Daf Yomi Nazir 25
Lately, more and more shuls have been instituting cellphone bans. We’re not talking about Shabbos and Yom Tov; that goes without saying. No, during the week. After all, you’ve come to talk to G-d, not sit there playing Candy Crush or Angry Birds, right? Every text and tweet that buzzes in your pocket is a distraction from your conversation with the One Above.
One shul I know of has a rule that if your phone rings during services, you are immediately suspended for twenty four hours! A friend of mine’s family are members there. He decided not to schedule his aufroof at the shul, for fear of having his cell go off on Friday morning and being unable to attend his own simcha the next day!
Should shuls ban cellphone use during services?
The Torah declares, “Only your sanctified animals that you shall have and your vows shall you raise up, and come to the place that Hashem shall choose.”
It was taught in the Yeshiva of Rabbi Yishmael: The verse is dealing with offspring of sanctified animals and their substitutes. What should be done with them?
One might assume they should be brought to the Holy Temple and then he should withhold food and water from them so that they will die. Therefore the verse continues, “You shall make your offerings, the flesh and the blood.”

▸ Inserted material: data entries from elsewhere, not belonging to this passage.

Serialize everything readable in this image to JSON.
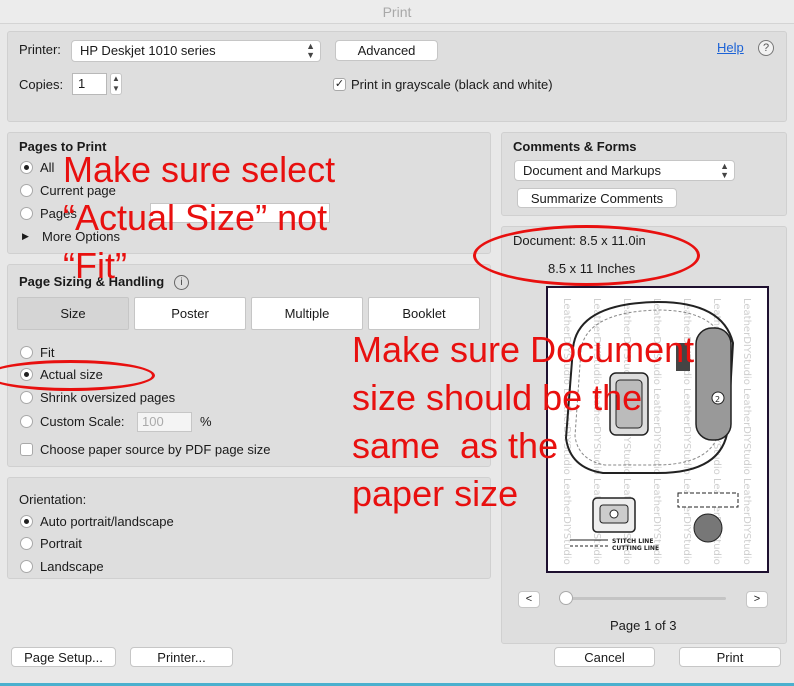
{
  "window": {
    "title": "Print"
  },
  "top": {
    "printer_label": "Printer:",
    "printer_value": "HP Deskjet 1010 series",
    "advanced_label": "Advanced",
    "help_link": "Help",
    "help_icon": "?",
    "copies_label": "Copies:",
    "copies_value": "1",
    "grayscale_label": "Print in grayscale (black and white)",
    "grayscale_checked": true
  },
  "pages_to_print": {
    "heading": "Pages to Print",
    "all": "All",
    "current_page": "Current page",
    "pages": "Pages",
    "more_options": "More Options"
  },
  "sizing": {
    "heading": "Page Sizing & Handling",
    "info_icon": "i",
    "tabs": [
      "Size",
      "Poster",
      "Multiple",
      "Booklet"
    ],
    "fit": "Fit",
    "actual_size": "Actual size",
    "shrink": "Shrink oversized pages",
    "custom_scale": "Custom Scale:",
    "custom_scale_value": "100",
    "percent": "%",
    "paper_source": "Choose paper source by PDF page size"
  },
  "orientation": {
    "heading": "Orientation:",
    "auto": "Auto portrait/landscape",
    "portrait": "Portrait",
    "landscape": "Landscape"
  },
  "comments": {
    "heading": "Comments & Forms",
    "select_value": "Document and Markups",
    "summarize_label": "Summarize Comments"
  },
  "preview": {
    "document_size": "Document: 8.5 x 11.0in",
    "paper_size": "8.5 x 11 Inches",
    "prev": "<",
    "next": ">",
    "page_indicator": "Page 1 of 3",
    "watermark": "LeatherDIYStudio",
    "stitch_label": "STITCH LINE",
    "cut_label": "CUTTING LINE"
  },
  "bottom": {
    "page_setup": "Page Setup...",
    "printer": "Printer...",
    "cancel": "Cancel",
    "print": "Print"
  },
  "annotations": {
    "note1": "Make sure select\n“Actual Size” not\n“Fit”",
    "note2": "Make sure Document\nsize should be the\nsame  as the\npaper size"
  },
  "colors": {
    "annotation": "#e8100f",
    "link": "#1b62d6"
  }
}
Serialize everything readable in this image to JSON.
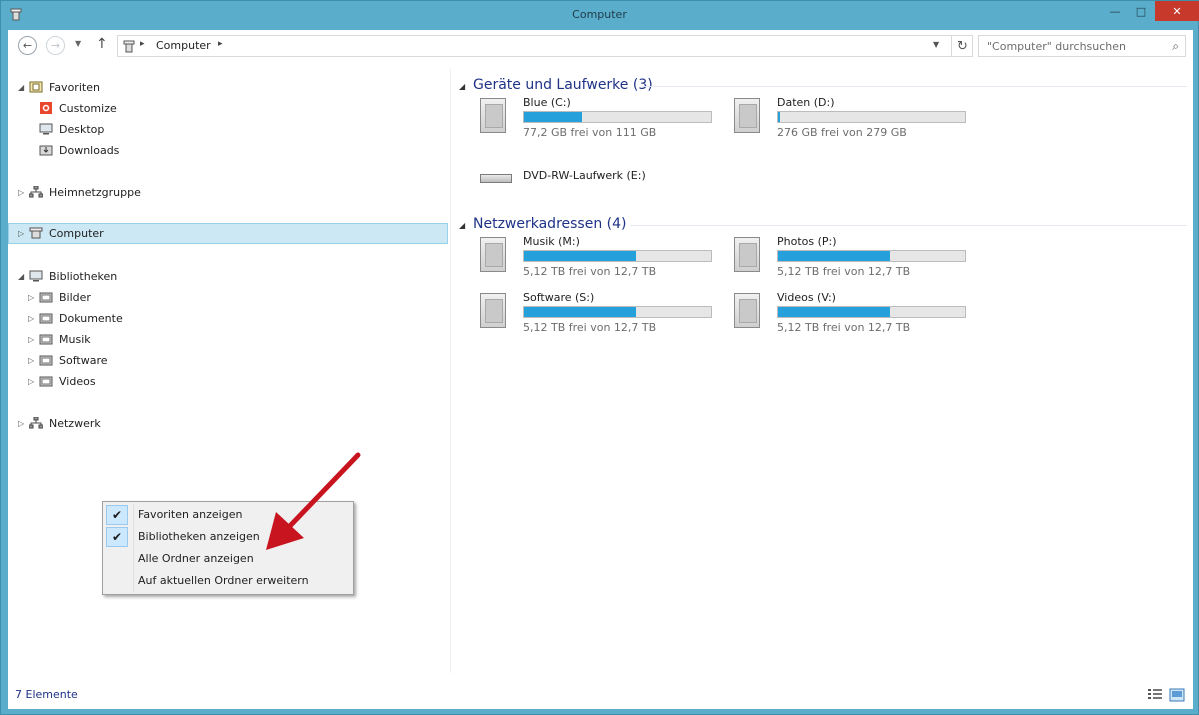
{
  "window": {
    "title": "Computer",
    "close_glyph": "✕",
    "min_glyph": "—",
    "max_glyph": "□"
  },
  "nav": {
    "back_glyph": "←",
    "forward_glyph": "→",
    "up_glyph": "↑",
    "dropdown_glyph": "▼",
    "refresh_glyph": "↻"
  },
  "address": {
    "path": "Computer",
    "sep_glyph": "▸"
  },
  "search": {
    "placeholder": "\"Computer\" durchsuchen",
    "icon_glyph": "⌕"
  },
  "sidebar": {
    "favorites": {
      "label": "Favoriten",
      "items": [
        "Customize",
        "Desktop",
        "Downloads"
      ]
    },
    "homegroup": "Heimnetzgruppe",
    "computer": "Computer",
    "libraries": {
      "label": "Bibliotheken",
      "items": [
        "Bilder",
        "Dokumente",
        "Musik",
        "Software",
        "Videos"
      ]
    },
    "network": "Netzwerk"
  },
  "groups": {
    "devices": {
      "title": "Geräte und Laufwerke (3)",
      "drives": [
        {
          "name": "Blue (C:)",
          "free": "77,2 GB frei von 111 GB",
          "used_fraction": 0.31
        },
        {
          "name": "Daten (D:)",
          "free": "276 GB frei von 279 GB",
          "used_fraction": 0.01
        }
      ],
      "dvd": {
        "name": "DVD-RW-Laufwerk (E:)"
      }
    },
    "network": {
      "title": "Netzwerkadressen (4)",
      "drives": [
        {
          "name": "Musik (M:)",
          "free": "5,12 TB frei von 12,7 TB",
          "used_fraction": 0.6
        },
        {
          "name": "Photos (P:)",
          "free": "5,12 TB frei von 12,7 TB",
          "used_fraction": 0.6
        },
        {
          "name": "Software (S:)",
          "free": "5,12 TB frei von 12,7 TB",
          "used_fraction": 0.6
        },
        {
          "name": "Videos (V:)",
          "free": "5,12 TB frei von 12,7 TB",
          "used_fraction": 0.6
        }
      ]
    }
  },
  "context_menu": {
    "items": [
      {
        "label": "Favoriten anzeigen",
        "checked": true
      },
      {
        "label": "Bibliotheken anzeigen",
        "checked": true
      },
      {
        "label": "Alle Ordner anzeigen",
        "checked": false
      },
      {
        "label": "Auf aktuellen Ordner erweitern",
        "checked": false
      }
    ],
    "check_glyph": "✔"
  },
  "status": {
    "count": "7 Elemente"
  },
  "colors": {
    "accent": "#26a0da",
    "title_frame": "#5aaecb",
    "group_header": "#1e3287",
    "selection": "#cce8f4",
    "annotation_arrow": "#c8141e"
  }
}
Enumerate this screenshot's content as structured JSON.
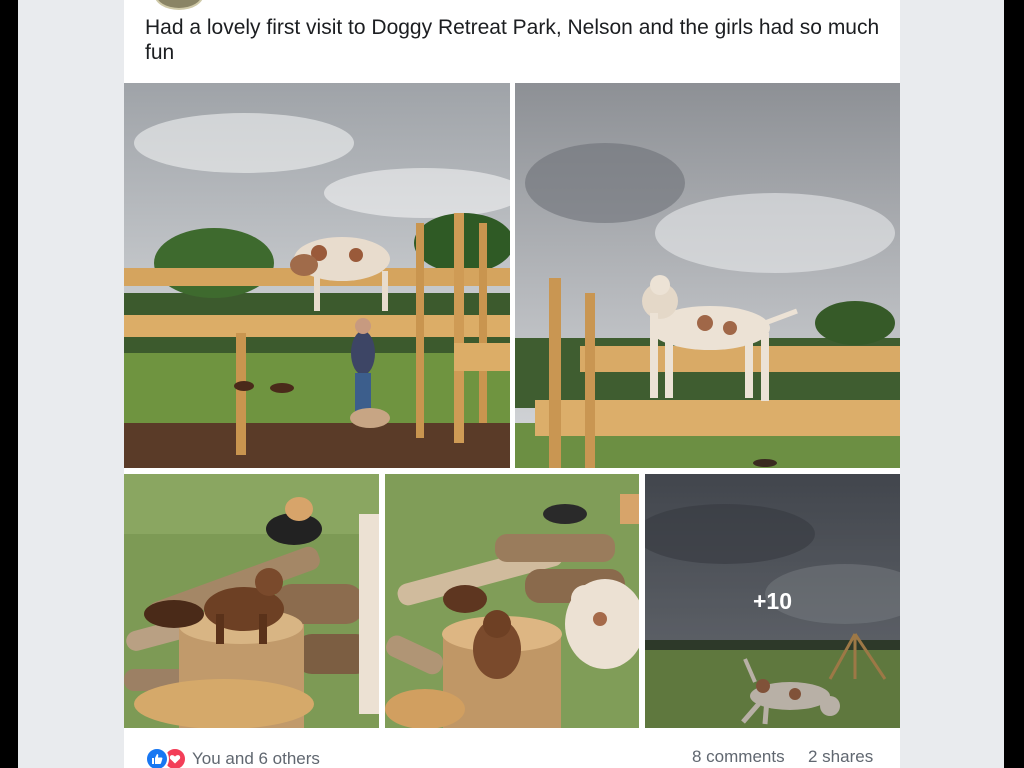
{
  "post": {
    "text": "Had a lovely first visit to Doggy Retreat Park, Nelson and the girls had so much fun",
    "more_photos_label": "+10",
    "reactions_text": "You and 6 others",
    "comments_text": "8 comments",
    "shares_text": "2 shares",
    "reaction_icons": [
      "like-icon",
      "love-icon"
    ],
    "colors": {
      "like": "#1877f2",
      "love": "#f33e58",
      "text": "#1c1e21",
      "meta": "#606770"
    }
  }
}
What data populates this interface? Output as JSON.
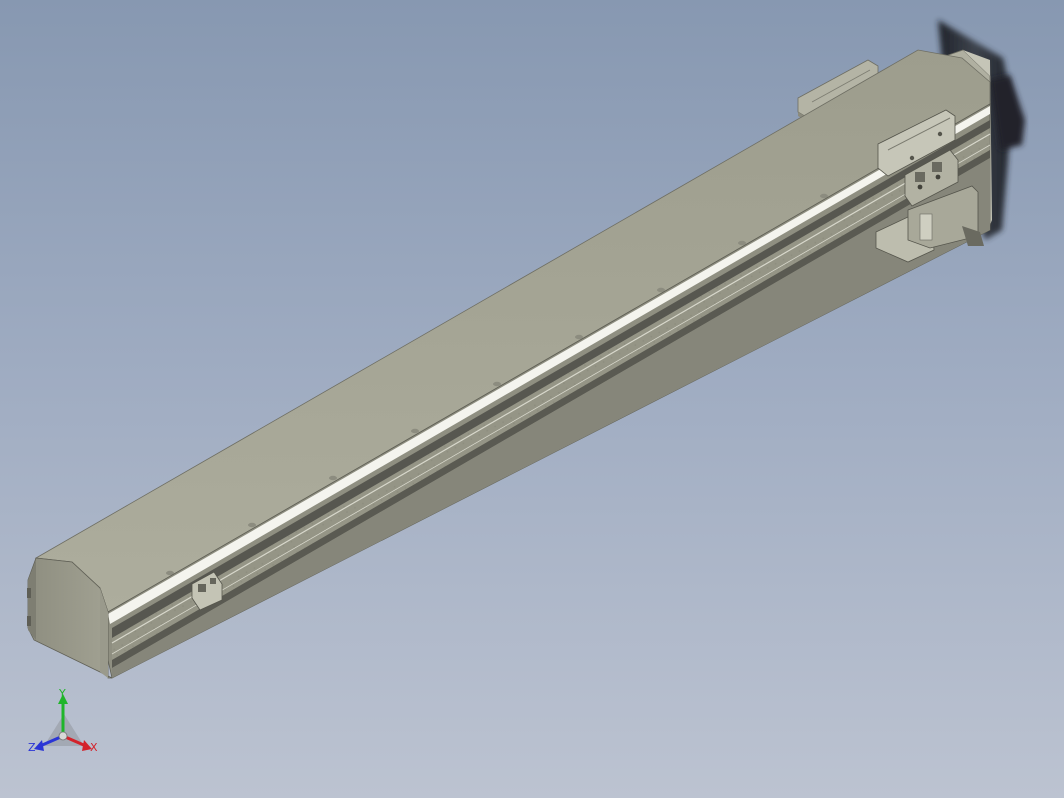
{
  "viewport": {
    "background_top": "#8798b1",
    "background_bottom": "#bcc3d1"
  },
  "model": {
    "body_color": "#a7a797",
    "top_color": "#a3a393",
    "slot_color": "#4f4f47",
    "edge_color": "#f4f4ee",
    "motor_color": "#2a2e35"
  },
  "triad": {
    "x_label": "X",
    "y_label": "Y",
    "z_label": "Z",
    "x_color": "#d3222b",
    "y_color": "#1fb52a",
    "z_color": "#2a35d6"
  }
}
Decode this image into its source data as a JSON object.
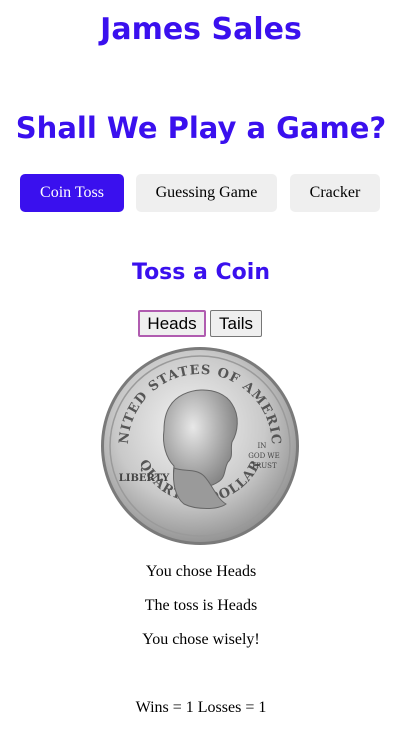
{
  "header": {
    "title": "James Sales",
    "subtitle": "Shall We Play a Game?"
  },
  "nav": {
    "items": [
      {
        "label": "Coin Toss",
        "active": true
      },
      {
        "label": "Guessing Game",
        "active": false
      },
      {
        "label": "Cracker",
        "active": false
      }
    ]
  },
  "coin_toss": {
    "title": "Toss a Coin",
    "heads_label": "Heads",
    "tails_label": "Tails",
    "coin_image": {
      "top_text": "UNITED STATES OF AMERICA",
      "bottom_text": "QUARTER DOLLAR",
      "motto": "IN GOD WE TRUST",
      "left_text": "LIBERTY"
    },
    "choice_message": "You chose Heads",
    "toss_message": "The toss is Heads",
    "result_message": "You chose wisely!",
    "score": "Wins = 1 Losses = 1"
  },
  "colors": {
    "accent": "#3a10ee",
    "button_bg": "#efefef"
  }
}
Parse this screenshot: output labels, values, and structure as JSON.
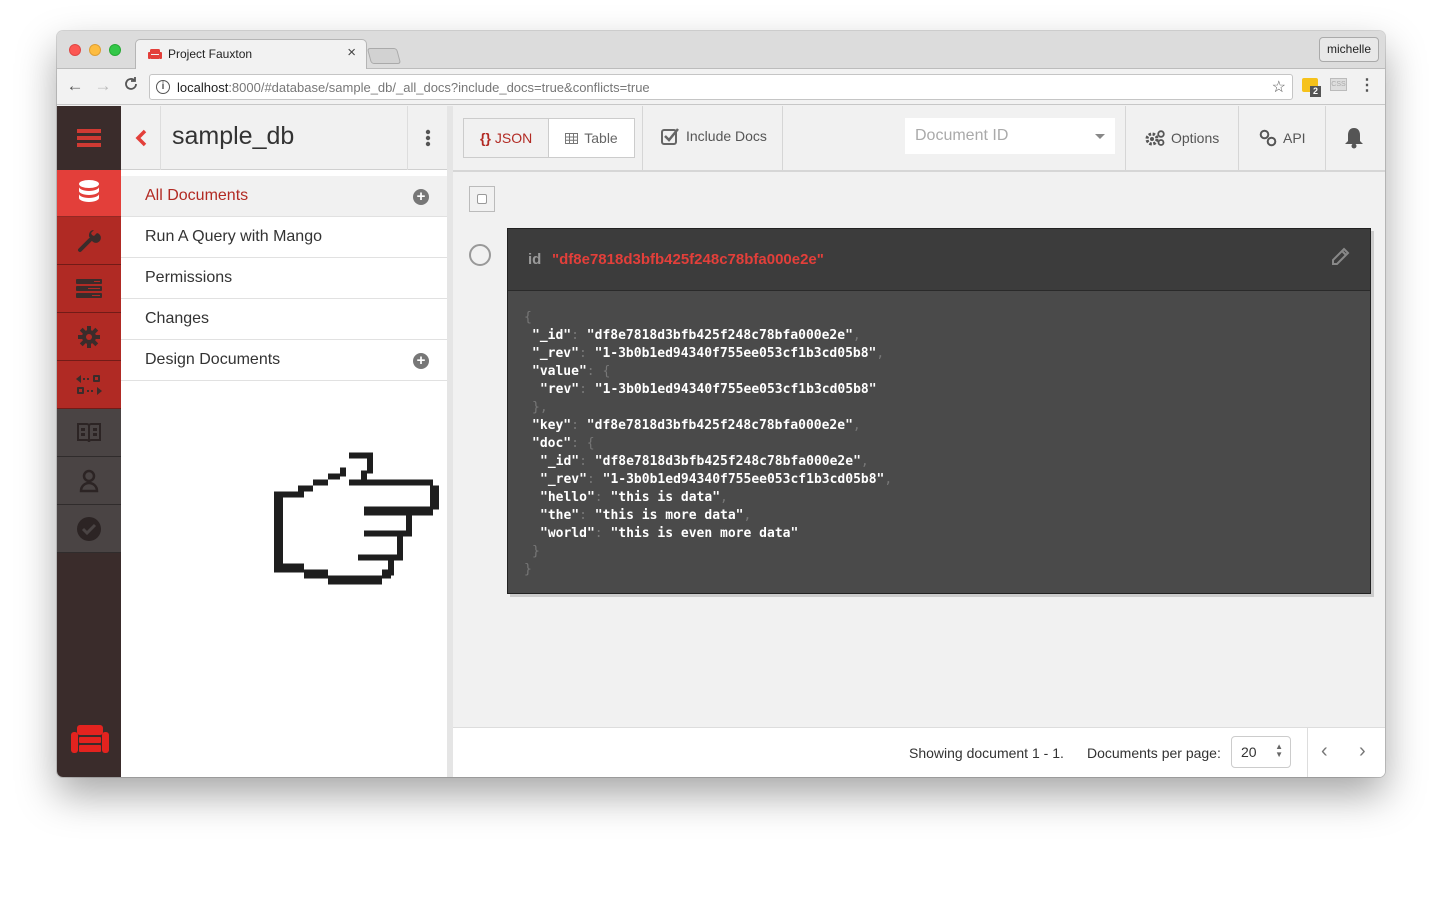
{
  "browser": {
    "tab_title": "Project Fauxton",
    "tab_close": "×",
    "profile_name": "michelle",
    "url_host": "localhost",
    "url_rest": ":8000/#database/sample_db/_all_docs?include_docs=true&conflicts=true",
    "nav_back": "←",
    "nav_forward": "→",
    "nav_reload": "C",
    "info_icon": "i",
    "star_icon": "☆",
    "ext_badge": "2",
    "ext2_label": "CSS",
    "menu_icon": "⋮"
  },
  "primary_nav": {
    "items": [
      {
        "name": "databases",
        "icon": "database-icon",
        "active": true
      },
      {
        "name": "setup",
        "icon": "wrench-icon"
      },
      {
        "name": "active-tasks",
        "icon": "server-list-icon"
      },
      {
        "name": "config",
        "icon": "gear-icon"
      },
      {
        "name": "replication",
        "icon": "replication-icon"
      },
      {
        "name": "documentation",
        "icon": "book-icon"
      },
      {
        "name": "user",
        "icon": "user-icon"
      },
      {
        "name": "verify",
        "icon": "check-circle-icon"
      }
    ]
  },
  "sidebar": {
    "title": "sample_db",
    "items": [
      {
        "label": "All Documents",
        "active": true,
        "has_add": true
      },
      {
        "label": "Run A Query with Mango"
      },
      {
        "label": "Permissions"
      },
      {
        "label": "Changes"
      },
      {
        "label": "Design Documents",
        "has_add": true
      }
    ]
  },
  "header": {
    "json_label": "JSON",
    "json_icon": "{}",
    "table_label": "Table",
    "include_docs_label": "Include Docs",
    "include_docs_checked": true,
    "doc_id_placeholder": "Document ID",
    "options_label": "Options",
    "api_label": "API"
  },
  "document": {
    "id_label": "id",
    "id_value": "\"df8e7818d3bfb425f248c78bfa000e2e\"",
    "json_lines": [
      {
        "indent": 0,
        "text": "{",
        "punct": true
      },
      {
        "indent": 1,
        "key": "\"_id\"",
        "value": "\"df8e7818d3bfb425f248c78bfa000e2e\"",
        "trail": ","
      },
      {
        "indent": 1,
        "key": "\"_rev\"",
        "value": "\"1-3b0b1ed94340f755ee053cf1b3cd05b8\"",
        "trail": ","
      },
      {
        "indent": 1,
        "key": "\"value\"",
        "value": "",
        "trail": "{"
      },
      {
        "indent": 2,
        "key": "\"rev\"",
        "value": "\"1-3b0b1ed94340f755ee053cf1b3cd05b8\"",
        "trail": ""
      },
      {
        "indent": 1,
        "text": "},",
        "punct": true
      },
      {
        "indent": 1,
        "key": "\"key\"",
        "value": "\"df8e7818d3bfb425f248c78bfa000e2e\"",
        "trail": ","
      },
      {
        "indent": 1,
        "key": "\"doc\"",
        "value": "",
        "trail": "{"
      },
      {
        "indent": 2,
        "key": "\"_id\"",
        "value": "\"df8e7818d3bfb425f248c78bfa000e2e\"",
        "trail": ","
      },
      {
        "indent": 2,
        "key": "\"_rev\"",
        "value": "\"1-3b0b1ed94340f755ee053cf1b3cd05b8\"",
        "trail": ","
      },
      {
        "indent": 2,
        "key": "\"hello\"",
        "value": "\"this is data\"",
        "trail": ","
      },
      {
        "indent": 2,
        "key": "\"the\"",
        "value": "\"this is more data\"",
        "trail": ","
      },
      {
        "indent": 2,
        "key": "\"world\"",
        "value": "\"this is even more data\"",
        "trail": ""
      },
      {
        "indent": 1,
        "text": "}",
        "punct": true
      },
      {
        "indent": 0,
        "text": "}",
        "punct": true
      }
    ]
  },
  "footer": {
    "status": "Showing document 1 - 1.",
    "per_page_label": "Documents per page:",
    "per_page_value": "20",
    "prev": "‹",
    "next": "›"
  },
  "colors": {
    "accent_red": "#e33f3a",
    "dark_red": "#b02a24",
    "nav_dark": "#3a2c2b"
  }
}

Tosfos explains: The Torah already discussed the sanctified animals themselves in the Book of Vayikra. Therefore, the Talmud concludes that this verse in Devarim must be talking about different animals, i.e. the offspring and substitutes, instructing that they too – although mere by-products of sacrifices – must be offered upon the altar.
The Yeshiva of Rabbi Yishmael suggests one might assume one should bring certain animals to the Temple and then withhold food and drink from them. What would be the point of bringing the offerings, only to have them starve there? If you don’t end up sacrificing them upon the holy altar, would it be worth all the shlep?!
And yet many people come to shul and do just that. They’ll drag themselves out of bed. They’ll get themselves and their kids all ready for shul. And after making all the effort to get there, they spend the entire time chatting to their neighbour!
Of course there’s a place for socializing in shul. It’s not called a beit tefillah (house of prayer); it’s a beit haknesset – a place of gathering, which includes so much more than prayer alone. But prayer must still be the primary component. If it’s only about socializing, you could do that at Starbucks. And the coffee is much better there than the instant stuff most shuls serve! Yes, socializing in shul is important; but the main reason you’re there is to talk to G-d.
Sometimes you’re not chatting with the person seated next to you. It’s a weekday and you’re taking care of important business matters via text. But what could be more important than beseeching the Almighty for His blessing? Would you interrupt an important business meeting to talk to G-d? So why do you interrupt your conversation with G-d to respond to your client?
Personally, I’m not in favour of complete cellphone bans in shul. Technology has been very helpful in making our lives more convenient and peaceful. Doctors on call, who otherwise would have had to stay at the hospital, can now go to minyan and watch for any emergencies that might call them back.
As a father, I might shoot my wife a text and let her know the minyan has gathered on time and I can take the kids to school. But otherwise, unless one is dealing with a truly timely matter, one should try to avoid checking the phone during services. Every individual should be the judge of their own urgencies and determine whether they really need to keep their phone on or not.
You made the effort to come to shul. Now give the Almighty your undivided attention. May you merit building an intimate relationship with your Father in Heaven and resisting the urge to get distracted by man or machine!